Segment Start: Data for processing

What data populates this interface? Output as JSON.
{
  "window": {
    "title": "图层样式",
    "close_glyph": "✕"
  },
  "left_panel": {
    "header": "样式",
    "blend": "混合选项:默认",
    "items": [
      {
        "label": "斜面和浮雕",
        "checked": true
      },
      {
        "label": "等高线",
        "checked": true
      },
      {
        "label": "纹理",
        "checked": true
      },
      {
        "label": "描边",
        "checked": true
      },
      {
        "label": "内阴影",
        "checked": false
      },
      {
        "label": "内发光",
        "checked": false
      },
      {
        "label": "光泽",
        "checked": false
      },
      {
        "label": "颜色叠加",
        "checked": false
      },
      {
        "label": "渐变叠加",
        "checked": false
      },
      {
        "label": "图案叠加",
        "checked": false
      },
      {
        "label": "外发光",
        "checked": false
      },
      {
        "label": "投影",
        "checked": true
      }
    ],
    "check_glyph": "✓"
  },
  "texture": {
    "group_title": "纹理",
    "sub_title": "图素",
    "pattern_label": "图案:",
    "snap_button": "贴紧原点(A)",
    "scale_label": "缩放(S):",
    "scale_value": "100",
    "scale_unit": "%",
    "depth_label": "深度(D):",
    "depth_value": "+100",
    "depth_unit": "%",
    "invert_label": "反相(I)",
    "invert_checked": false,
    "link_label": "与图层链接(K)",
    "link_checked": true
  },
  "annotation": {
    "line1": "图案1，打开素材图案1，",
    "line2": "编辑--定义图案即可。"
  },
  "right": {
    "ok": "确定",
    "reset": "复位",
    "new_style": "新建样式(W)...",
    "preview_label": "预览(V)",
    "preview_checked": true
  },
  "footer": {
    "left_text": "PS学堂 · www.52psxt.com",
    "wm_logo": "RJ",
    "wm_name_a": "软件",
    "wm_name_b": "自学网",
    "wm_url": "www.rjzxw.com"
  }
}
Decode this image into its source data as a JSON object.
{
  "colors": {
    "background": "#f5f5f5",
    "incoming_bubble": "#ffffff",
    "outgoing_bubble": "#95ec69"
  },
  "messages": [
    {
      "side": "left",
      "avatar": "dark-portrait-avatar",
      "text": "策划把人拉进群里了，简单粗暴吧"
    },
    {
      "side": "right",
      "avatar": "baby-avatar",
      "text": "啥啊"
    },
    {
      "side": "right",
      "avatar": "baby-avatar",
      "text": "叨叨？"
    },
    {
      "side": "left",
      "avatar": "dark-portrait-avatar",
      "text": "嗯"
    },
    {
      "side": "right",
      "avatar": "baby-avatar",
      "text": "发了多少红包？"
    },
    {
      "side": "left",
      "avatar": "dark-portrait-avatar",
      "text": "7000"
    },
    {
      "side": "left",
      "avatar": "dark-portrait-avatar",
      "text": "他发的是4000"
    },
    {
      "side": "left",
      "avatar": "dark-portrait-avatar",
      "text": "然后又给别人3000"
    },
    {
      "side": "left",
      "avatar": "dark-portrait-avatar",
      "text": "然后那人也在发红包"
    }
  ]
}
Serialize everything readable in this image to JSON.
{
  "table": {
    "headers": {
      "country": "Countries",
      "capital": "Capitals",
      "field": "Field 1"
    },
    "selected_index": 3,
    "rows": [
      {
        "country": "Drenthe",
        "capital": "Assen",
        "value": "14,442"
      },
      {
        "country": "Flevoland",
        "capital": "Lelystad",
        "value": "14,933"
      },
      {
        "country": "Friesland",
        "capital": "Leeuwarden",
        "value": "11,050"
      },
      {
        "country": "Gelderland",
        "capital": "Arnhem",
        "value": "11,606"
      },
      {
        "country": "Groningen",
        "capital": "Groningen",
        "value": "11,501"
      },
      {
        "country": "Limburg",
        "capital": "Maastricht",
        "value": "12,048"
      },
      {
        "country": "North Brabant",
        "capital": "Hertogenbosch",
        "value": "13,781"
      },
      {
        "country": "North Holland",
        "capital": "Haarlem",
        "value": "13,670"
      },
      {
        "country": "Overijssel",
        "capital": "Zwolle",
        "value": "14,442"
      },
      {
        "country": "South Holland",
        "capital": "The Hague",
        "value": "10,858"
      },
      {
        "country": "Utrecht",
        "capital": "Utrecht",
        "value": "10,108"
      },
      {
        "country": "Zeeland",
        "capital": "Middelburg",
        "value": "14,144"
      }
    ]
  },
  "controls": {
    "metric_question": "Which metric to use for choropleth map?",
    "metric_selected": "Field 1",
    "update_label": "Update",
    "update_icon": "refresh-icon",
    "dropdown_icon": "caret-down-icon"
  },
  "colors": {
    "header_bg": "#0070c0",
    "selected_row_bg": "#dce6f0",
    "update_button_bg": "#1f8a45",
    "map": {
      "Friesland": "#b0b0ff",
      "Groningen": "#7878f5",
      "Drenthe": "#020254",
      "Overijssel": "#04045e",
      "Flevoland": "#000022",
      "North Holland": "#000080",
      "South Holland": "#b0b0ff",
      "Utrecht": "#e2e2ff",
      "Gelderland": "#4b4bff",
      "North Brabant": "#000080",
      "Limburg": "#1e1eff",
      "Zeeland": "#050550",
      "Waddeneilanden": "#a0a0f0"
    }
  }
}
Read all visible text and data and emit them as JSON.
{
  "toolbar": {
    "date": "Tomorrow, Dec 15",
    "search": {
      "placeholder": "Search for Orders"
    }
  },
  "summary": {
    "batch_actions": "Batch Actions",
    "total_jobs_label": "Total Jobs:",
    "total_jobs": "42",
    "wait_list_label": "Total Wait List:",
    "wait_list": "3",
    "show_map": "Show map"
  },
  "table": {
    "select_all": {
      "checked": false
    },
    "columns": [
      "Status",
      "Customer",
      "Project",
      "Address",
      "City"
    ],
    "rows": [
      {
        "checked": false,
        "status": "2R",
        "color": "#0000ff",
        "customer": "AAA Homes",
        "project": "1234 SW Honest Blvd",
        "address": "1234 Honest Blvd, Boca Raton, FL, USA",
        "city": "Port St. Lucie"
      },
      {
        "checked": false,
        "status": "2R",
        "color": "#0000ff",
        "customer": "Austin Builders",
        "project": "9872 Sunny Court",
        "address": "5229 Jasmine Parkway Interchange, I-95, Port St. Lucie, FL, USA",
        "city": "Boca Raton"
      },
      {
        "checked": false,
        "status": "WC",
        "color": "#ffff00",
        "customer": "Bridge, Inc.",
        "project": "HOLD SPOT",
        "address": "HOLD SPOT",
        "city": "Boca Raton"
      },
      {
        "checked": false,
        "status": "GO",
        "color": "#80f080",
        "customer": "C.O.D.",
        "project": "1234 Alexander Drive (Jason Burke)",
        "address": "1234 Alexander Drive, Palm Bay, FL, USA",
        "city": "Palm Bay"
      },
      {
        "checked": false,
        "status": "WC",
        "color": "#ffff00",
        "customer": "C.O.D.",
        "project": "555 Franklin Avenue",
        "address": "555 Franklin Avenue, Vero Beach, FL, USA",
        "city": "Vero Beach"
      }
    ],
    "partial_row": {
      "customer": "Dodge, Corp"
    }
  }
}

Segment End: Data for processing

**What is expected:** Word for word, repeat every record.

**Solution to this task:**
What data populates this interface? Output as JSON.
{
  "window": {
    "title": "图层样式",
    "close_glyph": "✕"
  },
  "left_panel": {
    "header": "样式",
    "blend": "混合选项:默认",
    "items": [
      {
        "label": "斜面和浮雕",
        "checked": true
      },
      {
        "label": "等高线",
        "checked": true
      },
      {
        "label": "纹理",
        "checked": true
      },
      {
        "label": "描边",
        "checked": true
      },
      {
        "label": "内阴影",
        "checked": false
      },
      {
        "label": "内发光",
        "checked": false
      },
      {
        "label": "光泽",
        "checked": false
      },
      {
        "label": "颜色叠加",
        "checked": false
      },
      {
        "label": "渐变叠加",
        "checked": false
      },
      {
        "label": "图案叠加",
        "checked": false
      },
      {
        "label": "外发光",
        "checked": false
      },
      {
        "label": "投影",
        "checked": true
      }
    ],
    "check_glyph": "✓"
  },
  "texture": {
    "group_title": "纹理",
    "sub_title": "图素",
    "pattern_label": "图案:",
    "snap_button": "贴紧原点(A)",
    "scale_label": "缩放(S):",
    "scale_value": "100",
    "scale_unit": "%",
    "depth_label": "深度(D):",
    "depth_value": "+100",
    "depth_unit": "%",
    "invert_label": "反相(I)",
    "invert_checked": false,
    "link_label": "与图层链接(K)",
    "link_checked": true
  },
  "annotation": {
    "line1": "图案1，打开素材图案1，",
    "line2": "编辑--定义图案即可。"
  },
  "right": {
    "ok": "确定",
    "reset": "复位",
    "new_style": "新建样式(W)...",
    "preview_label": "预览(V)",
    "preview_checked": true
  },
  "footer": {
    "left_text": "PS学堂 · www.52psxt.com",
    "wm_logo": "RJ",
    "wm_name_a": "软件",
    "wm_name_b": "自学网",
    "wm_url": "www.rjzxw.com"
  }
}
Decode this image into its source data as a JSON object.
{
  "colors": {
    "background": "#f5f5f5",
    "incoming_bubble": "#ffffff",
    "outgoing_bubble": "#95ec69"
  },
  "messages": [
    {
      "side": "left",
      "avatar": "dark-portrait-avatar",
      "text": "策划把人拉进群里了，简单粗暴吧"
    },
    {
      "side": "right",
      "avatar": "baby-avatar",
      "text": "啥啊"
    },
    {
      "side": "right",
      "avatar": "baby-avatar",
      "text": "叨叨？"
    },
    {
      "side": "left",
      "avatar": "dark-portrait-avatar",
      "text": "嗯"
    },
    {
      "side": "right",
      "avatar": "baby-avatar",
      "text": "发了多少红包？"
    },
    {
      "side": "left",
      "avatar": "dark-portrait-avatar",
      "text": "7000"
    },
    {
      "side": "left",
      "avatar": "dark-portrait-avatar",
      "text": "他发的是4000"
    },
    {
      "side": "left",
      "avatar": "dark-portrait-avatar",
      "text": "然后又给别人3000"
    },
    {
      "side": "left",
      "avatar": "dark-portrait-avatar",
      "text": "然后那人也在发红包"
    }
  ]
}
Serialize everything readable in this image to JSON.
{
  "table": {
    "headers": {
      "country": "Countries",
      "capital": "Capitals",
      "field": "Field 1"
    },
    "selected_index": 3,
    "rows": [
      {
        "country": "Drenthe",
        "capital": "Assen",
        "value": "14,442"
      },
      {
        "country": "Flevoland",
        "capital": "Lelystad",
        "value": "14,933"
      },
      {
        "country": "Friesland",
        "capital": "Leeuwarden",
        "value": "11,050"
      },
      {
        "country": "Gelderland",
        "capital": "Arnhem",
        "value": "11,606"
      },
      {
        "country": "Groningen",
        "capital": "Groningen",
        "value": "11,501"
      },
      {
        "country": "Limburg",
        "capital": "Maastricht",
        "value": "12,048"
      },
      {
        "country": "North Brabant",
        "capital": "Hertogenbosch",
        "value": "13,781"
      },
      {
        "country": "North Holland",
        "capital": "Haarlem",
        "value": "13,670"
      },
      {
        "country": "Overijssel",
        "capital": "Zwolle",
        "value": "14,442"
      },
      {
        "country": "South Holland",
        "capital": "The Hague",
        "value": "10,858"
      },
      {
        "country": "Utrecht",
        "capital": "Utrecht",
        "value": "10,108"
      },
      {
        "country": "Zeeland",
        "capital": "Middelburg",
        "value": "14,144"
      }
    ]
  },
  "controls": {
    "metric_question": "Which metric to use for choropleth map?",
    "metric_selected": "Field 1",
    "update_label": "Update",
    "update_icon": "refresh-icon",
    "dropdown_icon": "caret-down-icon"
  },
  "colors": {
    "header_bg": "#0070c0",
    "selected_row_bg": "#dce6f0",
    "update_button_bg": "#1f8a45",
    "map": {
      "Friesland": "#b0b0ff",
      "Groningen": "#7878f5",
      "Drenthe": "#020254",
      "Overijssel": "#04045e",
      "Flevoland": "#000022",
      "North Holland": "#000080",
      "South Holland": "#b0b0ff",
      "Utrecht": "#e2e2ff",
      "Gelderland": "#4b4bff",
      "North Brabant": "#000080",
      "Limburg": "#1e1eff",
      "Zeeland": "#050550",
      "Waddeneilanden": "#a0a0f0"
    }
  }
}
Read all visible text and data and emit them as JSON.
{
  "toolbar": {
    "date": "Tomorrow, Dec 15",
    "search": {
      "placeholder": "Search for Orders"
    }
  },
  "summary": {
    "batch_actions": "Batch Actions",
    "total_jobs_label": "Total Jobs:",
    "total_jobs": "42",
    "wait_list_label": "Total Wait List:",
    "wait_list": "3",
    "show_map": "Show map"
  },
  "table": {
    "select_all": {
      "checked": false
    },
    "columns": [
      "Status",
      "Customer",
      "Project",
      "Address",
      "City"
    ],
    "rows": [
      {
        "checked": false,
        "status": "2R",
        "color": "#0000ff",
        "customer": "AAA Homes",
        "project": "1234 SW Honest Blvd",
        "address": "1234 Honest Blvd, Boca Raton, FL, USA",
        "city": "Port St. Lucie"
      },
      {
        "checked": false,
        "status": "2R",
        "color": "#0000ff",
        "customer": "Austin Builders",
        "project": "9872 Sunny Court",
        "address": "5229 Jasmine Parkway Interchange, I-95, Port St. Lucie, FL, USA",
        "city": "Boca Raton"
      },
      {
        "checked": false,
        "status": "WC",
        "color": "#ffff00",
        "customer": "Bridge, Inc.",
        "project": "HOLD SPOT",
        "address": "HOLD SPOT",
        "city": "Boca Raton"
      },
      {
        "checked": false,
        "status": "GO",
        "color": "#80f080",
        "customer": "C.O.D.",
        "project": "1234 Alexander Drive (Jason Burke)",
        "address": "1234 Alexander Drive, Palm Bay, FL, USA",
        "city": "Palm Bay"
      },
      {
        "checked": false,
        "status": "WC",
        "color": "#ffff00",
        "customer": "C.O.D.",
        "project": "555 Franklin Avenue",
        "address": "555 Franklin Avenue, Vero Beach, FL, USA",
        "city": "Vero Beach"
      }
    ],
    "partial_row": {
      "customer": "Dodge, Corp"
    }
  }
}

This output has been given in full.